A cheeky look at food as “an obsession, hobby, competitive sport, and profession; a seasonal calendar and nostalgic time capsule; a social lubricant and peace offering; a family heirloom; a drug and spiritual rite.”

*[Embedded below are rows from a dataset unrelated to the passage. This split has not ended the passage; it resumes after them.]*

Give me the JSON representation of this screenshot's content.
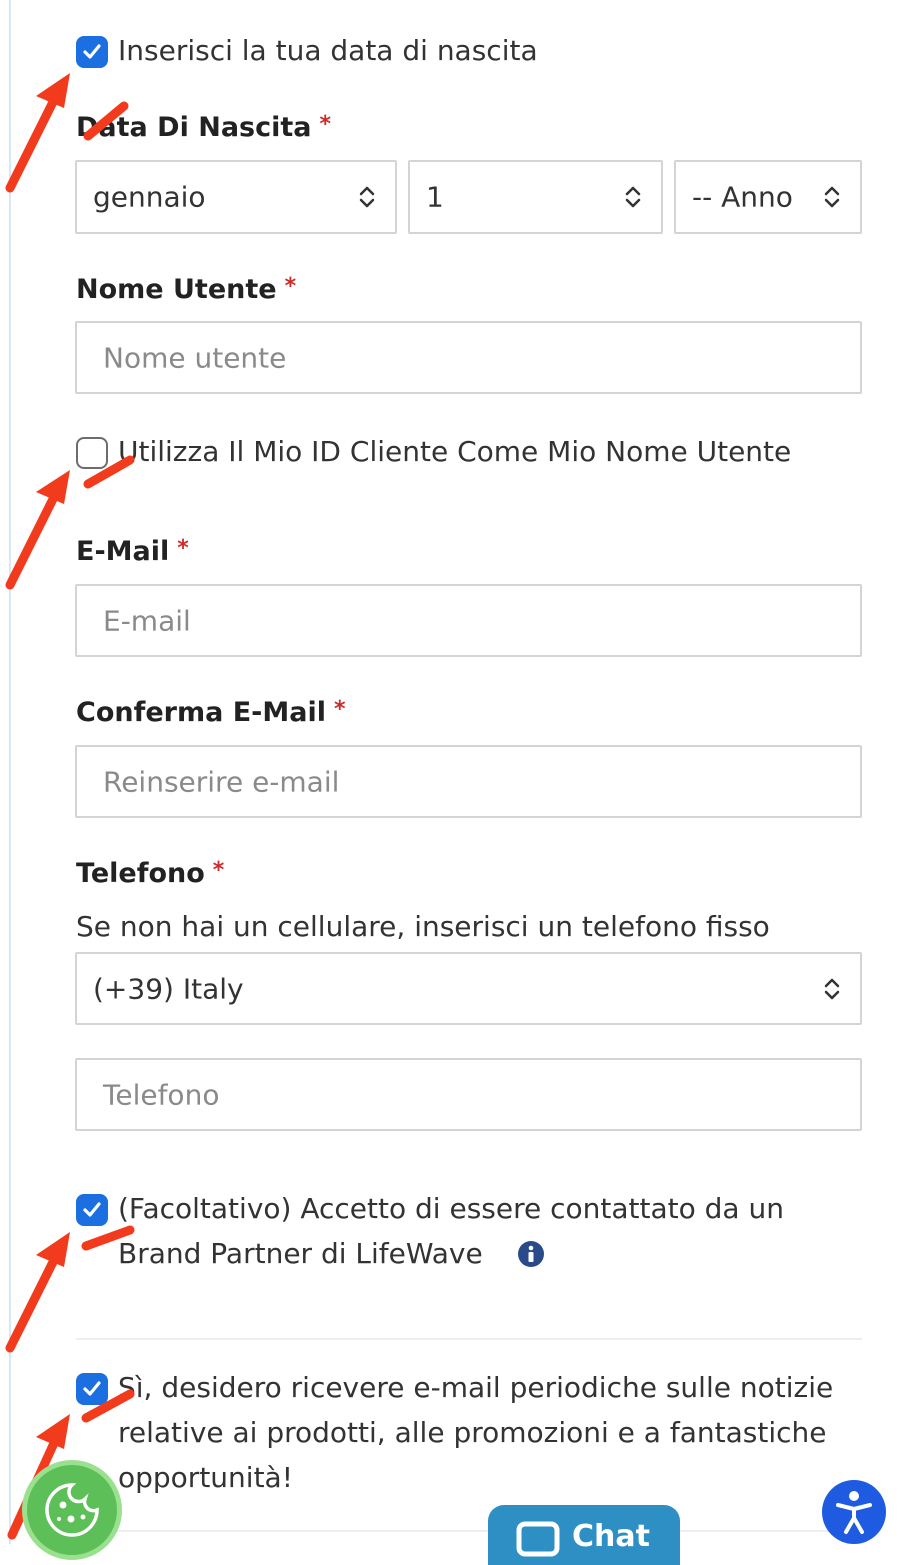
{
  "birth_checkbox": {
    "label": "Inserisci la tua data di nascita",
    "checked": true
  },
  "dob": {
    "label": "Data Di Nascita",
    "required_mark": "*",
    "month_value": "gennaio",
    "day_value": "1",
    "year_value": "-- Anno"
  },
  "username": {
    "label": "Nome Utente",
    "required_mark": "*",
    "placeholder": "Nome utente"
  },
  "use_id_checkbox": {
    "label": "Utilizza Il Mio ID Cliente Come Mio Nome Utente",
    "checked": false
  },
  "email": {
    "label": "E-Mail",
    "required_mark": "*",
    "placeholder": "E-mail"
  },
  "confirm_email": {
    "label": "Conferma E-Mail",
    "required_mark": "*",
    "placeholder": "Reinserire e-mail"
  },
  "phone": {
    "label": "Telefono",
    "required_mark": "*",
    "helper": "Se non hai un cellulare, inserisci un telefono fisso",
    "country_value": "(+39) Italy",
    "placeholder": "Telefono"
  },
  "contact_consent": {
    "line1": "(Facoltativo) Accetto di essere contattato da un",
    "line2": "Brand Partner di LifeWave",
    "checked": true
  },
  "newsletter": {
    "line1": "Sì, desidero ricevere e-mail periodiche sulle notizie",
    "line2": "relative ai prodotti, alle promozioni e a fantastiche",
    "line3": "opportunità!",
    "checked": true
  },
  "chat_button": {
    "label": "Chat"
  },
  "icons": [
    "checkmark-icon",
    "chevron-updown-icon",
    "info-icon",
    "cookie-icon",
    "accessibility-icon",
    "chat-bubble-icon",
    "red-arrow"
  ],
  "colors": {
    "accent": "#1b6fe0",
    "required": "#cc2b2b",
    "annotation_arrow": "#f23a1c",
    "cookie": "#5cbf57",
    "chat": "#2d8fc4"
  }
}
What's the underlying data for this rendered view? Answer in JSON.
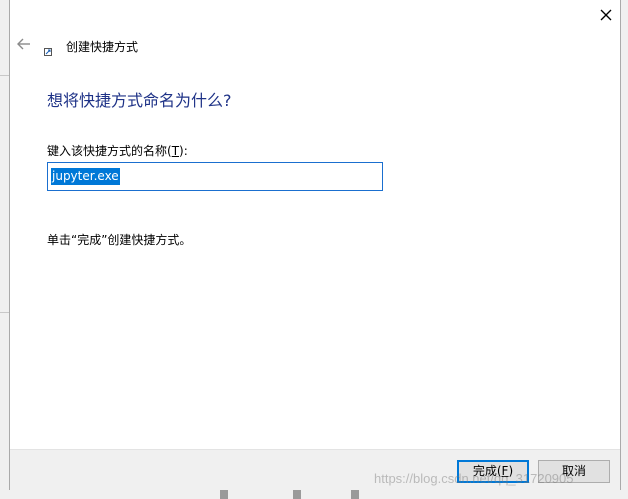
{
  "window": {
    "title": "创建快捷方式"
  },
  "heading": "想将快捷方式命名为什么?",
  "name_field": {
    "label": "键入该快捷方式的名称(",
    "accel": "T",
    "label_end": "):",
    "value": "jupyter.exe"
  },
  "hint": "单击“完成”创建快捷方式。",
  "buttons": {
    "finish_label": "完成(",
    "finish_accel": "F",
    "finish_end": ")",
    "cancel_label": "取消"
  },
  "watermark": "https://blog.csdn.net/qq_31720905",
  "icons": {
    "close": "close-icon",
    "back": "back-arrow-icon",
    "shortcut": "shortcut-icon"
  },
  "colors": {
    "heading": "#1e3287",
    "selection": "#0078d7",
    "input_border": "#1a6fcf"
  }
}
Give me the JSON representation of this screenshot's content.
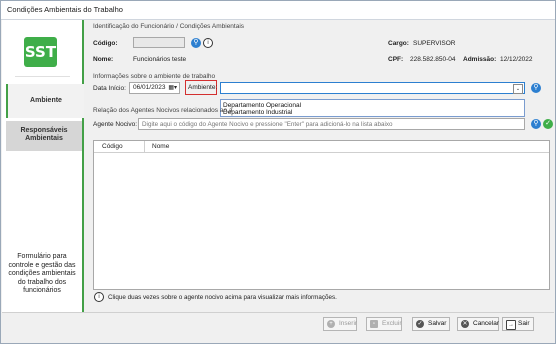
{
  "window": {
    "title": "Condições Ambientais do Trabalho"
  },
  "sidebar": {
    "logo_text": "SST",
    "items": [
      {
        "label": "Ambiente",
        "selected": true
      },
      {
        "label": "Responsáveis\nAmbientais",
        "selected": false
      }
    ],
    "description": "Formulário para controle e gestão das condições ambientais do trabalho dos funcionários"
  },
  "employee": {
    "group_title": "Identificação do Funcionário / Condições Ambientais",
    "codigo_label": "Código:",
    "codigo_value": "",
    "nome_label": "Nome:",
    "nome_value": "Funcionários teste",
    "cargo_label": "Cargo:",
    "cargo_value": "SUPERVISOR",
    "cpf_label": "CPF:",
    "cpf_value": "228.582.850-04",
    "admissao_label": "Admissão:",
    "admissao_value": "12/12/2022"
  },
  "environment": {
    "group_title": "Informações sobre o ambiente de trabalho",
    "data_inicio_label": "Data Início:",
    "data_inicio_value": "06/01/2023",
    "ambiente_label": "Ambiente:",
    "ambiente_value": "",
    "dropdown_options": [
      "Departamento Operacional",
      "Departamento Industrial"
    ]
  },
  "agents": {
    "group_title": "Relação dos Agentes Nocivos relacionados ao a",
    "agente_label": "Agente Nocivo:",
    "agente_placeholder": "Digite aqui o código do Agente Nocivo e pressione \"Enter\" para adicioná-lo na lista abaixo",
    "columns": [
      "Código",
      "Nome"
    ],
    "rows": [],
    "hint": "Clique duas vezes sobre o agente nocivo acima para visualizar mais informações."
  },
  "toolbar": {
    "inserir": "Inserir",
    "excluir": "Excluir",
    "salvar": "Salvar",
    "cancelar": "Cancelar",
    "sair": "Sair"
  },
  "colors": {
    "accent_green": "#43a047",
    "button_blue": "#2c7fd0",
    "highlight_red": "#d32f2f"
  }
}
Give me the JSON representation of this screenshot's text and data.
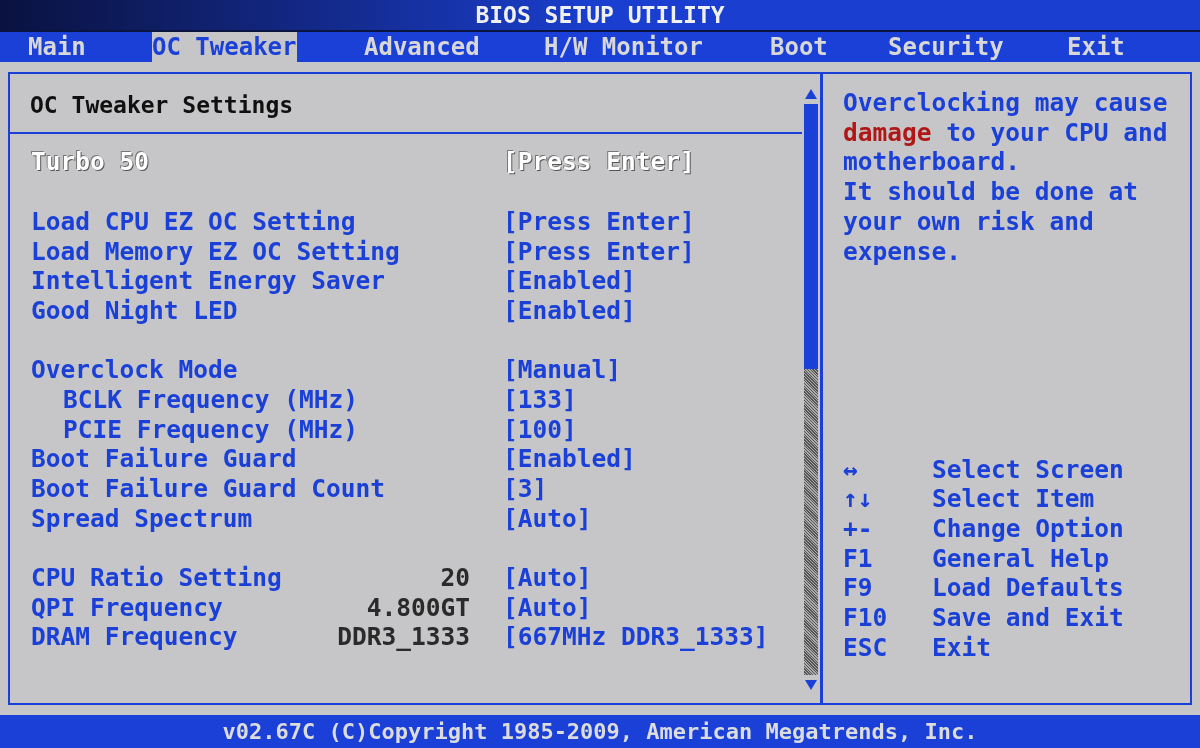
{
  "window": {
    "title": "BIOS SETUP UTILITY"
  },
  "tabs": [
    {
      "label": "Main",
      "selected": false
    },
    {
      "label": "OC Tweaker",
      "selected": true
    },
    {
      "label": "Advanced",
      "selected": false
    },
    {
      "label": "H/W Monitor",
      "selected": false
    },
    {
      "label": "Boot",
      "selected": false
    },
    {
      "label": "Security",
      "selected": false
    },
    {
      "label": "Exit",
      "selected": false
    }
  ],
  "section_title": "OC Tweaker Settings",
  "setting_groups": [
    {
      "settings": [
        {
          "label": "Turbo 50",
          "value": "[Press Enter]",
          "selected": true
        }
      ]
    },
    {
      "settings": [
        {
          "label": "Load CPU EZ OC Setting",
          "value": "[Press Enter]",
          "selected": false
        },
        {
          "label": "Load Memory EZ OC Setting",
          "value": "[Press Enter]",
          "selected": false
        },
        {
          "label": "Intelligent Energy Saver",
          "value": "[Enabled]",
          "selected": false
        },
        {
          "label": "Good Night LED",
          "value": "[Enabled]",
          "selected": false
        }
      ]
    },
    {
      "settings": [
        {
          "label": "Overclock Mode",
          "value": "[Manual]",
          "selected": false,
          "children": [
            {
              "label": "BCLK Frequency (MHz)",
              "value": "[133]",
              "selected": false
            },
            {
              "label": "PCIE Frequency (MHz)",
              "value": "[100]",
              "selected": false
            }
          ]
        },
        {
          "label": "Boot Failure Guard",
          "value": "[Enabled]",
          "selected": false
        },
        {
          "label": "Boot Failure Guard Count",
          "value": "[3]",
          "selected": false
        },
        {
          "label": "Spread Spectrum",
          "value": "[Auto]",
          "selected": false
        }
      ]
    },
    {
      "settings": [
        {
          "label": "CPU Ratio Setting",
          "current": "20",
          "value": "[Auto]",
          "selected": false
        },
        {
          "label": "QPI Frequency",
          "current": "4.800GT",
          "value": "[Auto]",
          "selected": false
        },
        {
          "label": "DRAM Frequency",
          "current": "DDR3_1333",
          "value": "[667MHz DDR3_1333]",
          "selected": false
        }
      ]
    }
  ],
  "help": {
    "parts": [
      {
        "text": "Overclocking may cause ",
        "warning": false
      },
      {
        "text": "damage",
        "warning": true
      },
      {
        "text": " to your CPU and motherboard.",
        "warning": false
      }
    ],
    "note": "It should be done at your own risk and expense."
  },
  "keys": [
    {
      "key": "↔",
      "action": "Select Screen"
    },
    {
      "key": "↑↓",
      "action": "Select Item"
    },
    {
      "key": "+-",
      "action": "Change Option"
    },
    {
      "key": "F1",
      "action": "General Help"
    },
    {
      "key": "F9",
      "action": "Load Defaults"
    },
    {
      "key": "F10",
      "action": "Save and Exit"
    },
    {
      "key": "ESC",
      "action": "Exit"
    }
  ],
  "status_bar": "v02.67C (C)Copyright 1985-2009, American Megatrends, Inc."
}
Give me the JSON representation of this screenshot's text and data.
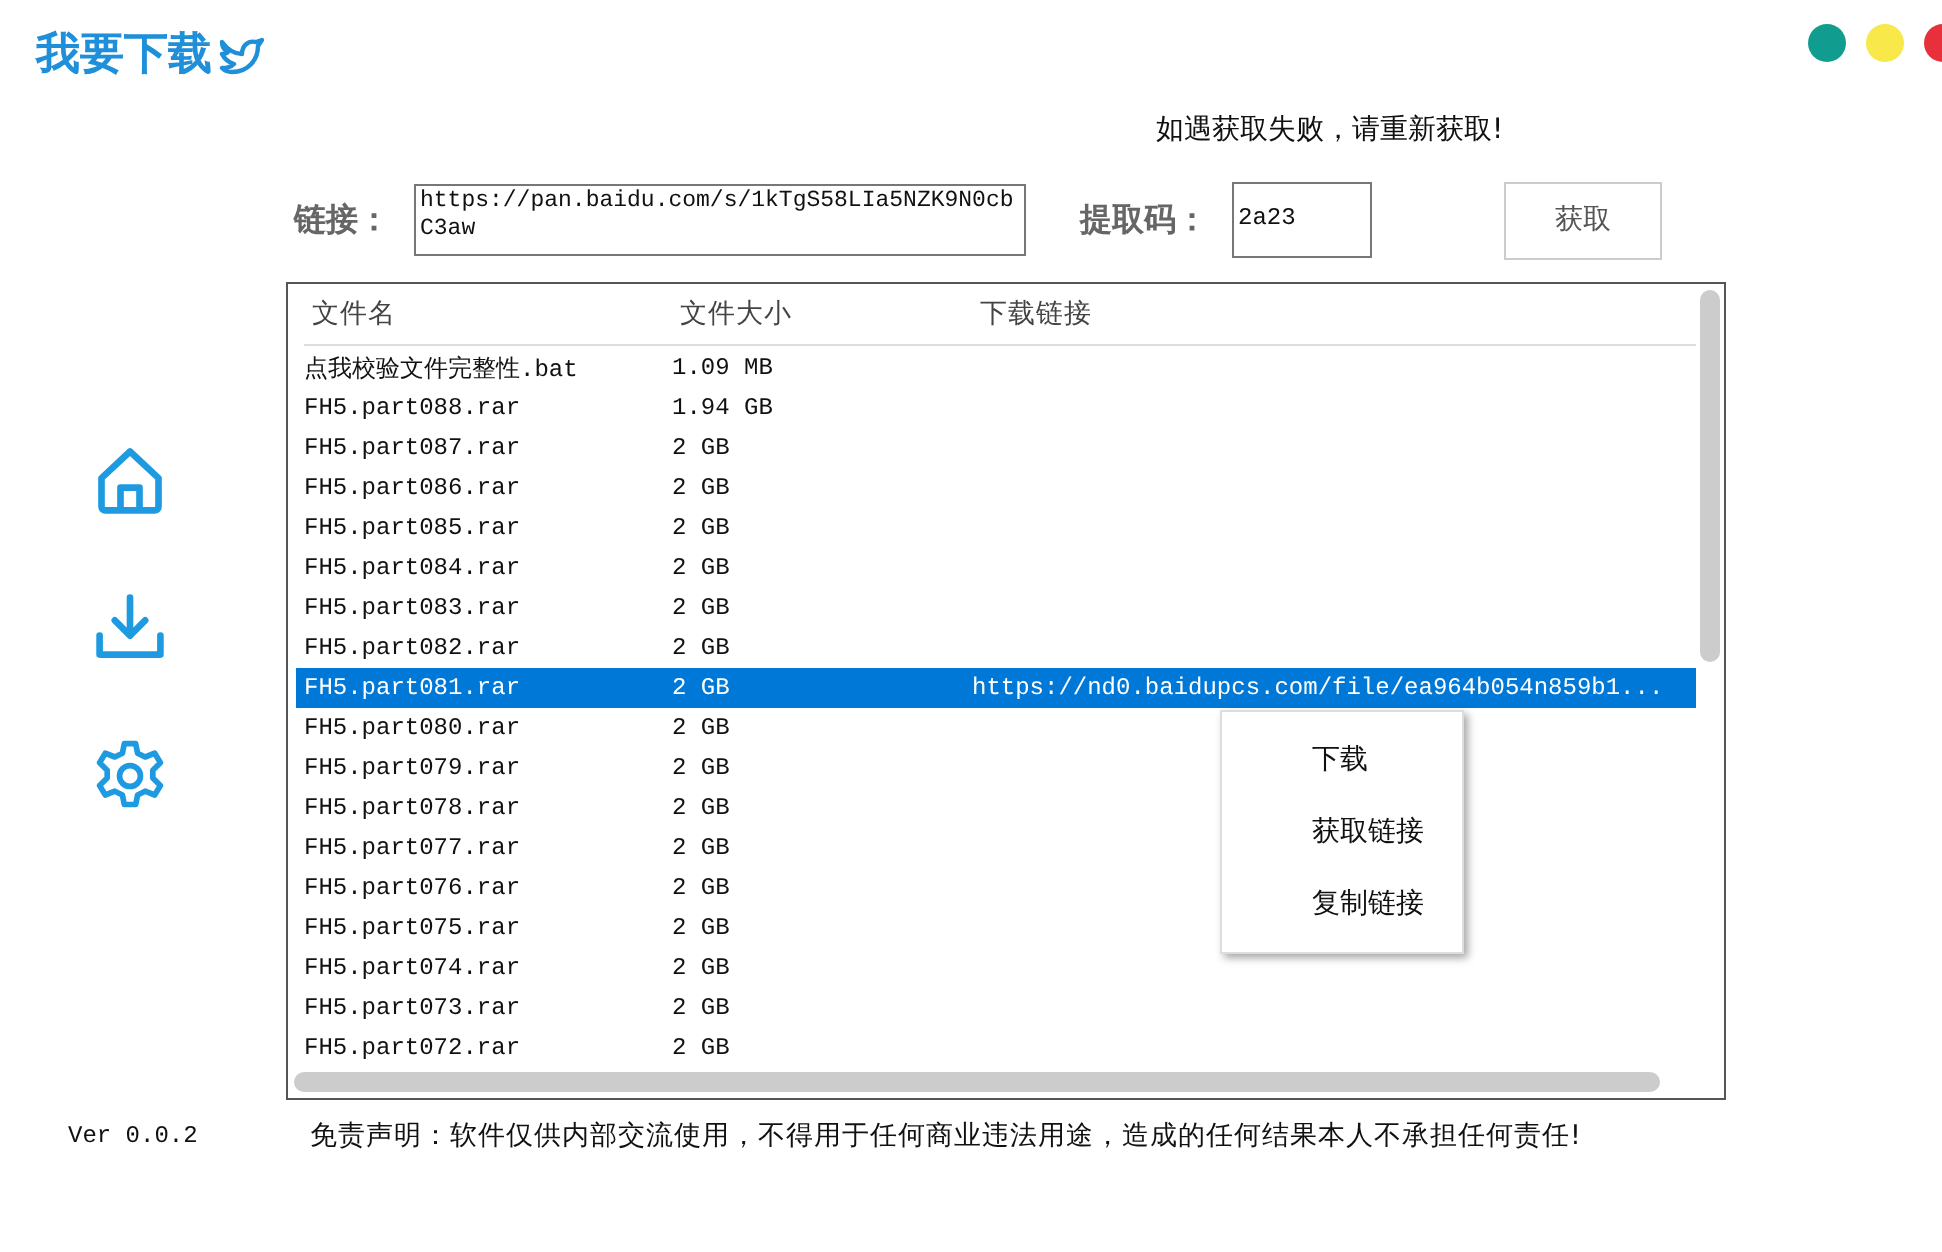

Why does apple pie have “an important place in American history”? How did cold cereal become a staple that “transcends race, social class, age, gender—and even dietary guidelines”? Why is it that “between two-thirds and 90 percent of olive oil sold in the United States isn’t what it’s claimed to be”? Siegel seeks answers in these short and frequently hilarious essays on the origins of food. Chapter titles like “A History of Swallowing,” “Honey Laundering,” and “Attack of the Killer Tomatoes” give a good sense of the author’s voice. Indeed, readers will find many memorable lines, as when he cites low points of culinary history, including “the use of foods such as honey and hot peppers for ritual torture” and “British food.” Despite the snarky tone, the book contains hard science—e.g., “honey is naturally acidic and hygroscopic, meaning it sucks moisture from its surroundings, not unlike salt, creating a harsh environment for bacteria and microorganisms to survive in.” Siegel’s fondness for long lists is overkill, but readers who enjoy passages that disgust as much as entertain will find much to like, as when he notes that McDonald’s adds a silicon-based polymer to its frying oil to reduce splatter: “the same chemical is also used in head lice treatments, condom lubricants, and breast implants.” Equally memorable chapters focus on corn (“a secret ingredient in almost everything we eat”); vanilla, which, during Prohibition, “made a decent substitute for alcohol for the drowning of one’s emotions”; and grocery store foods with added vitamins, such as “healthy heart orange juice with omega-3 (because what goes better with orange juice than tilapia, sardines, and anchovies?).” Little of the information is appetizing, but it’s never dull.Idiosyncratic essays that will give foodies much to digest.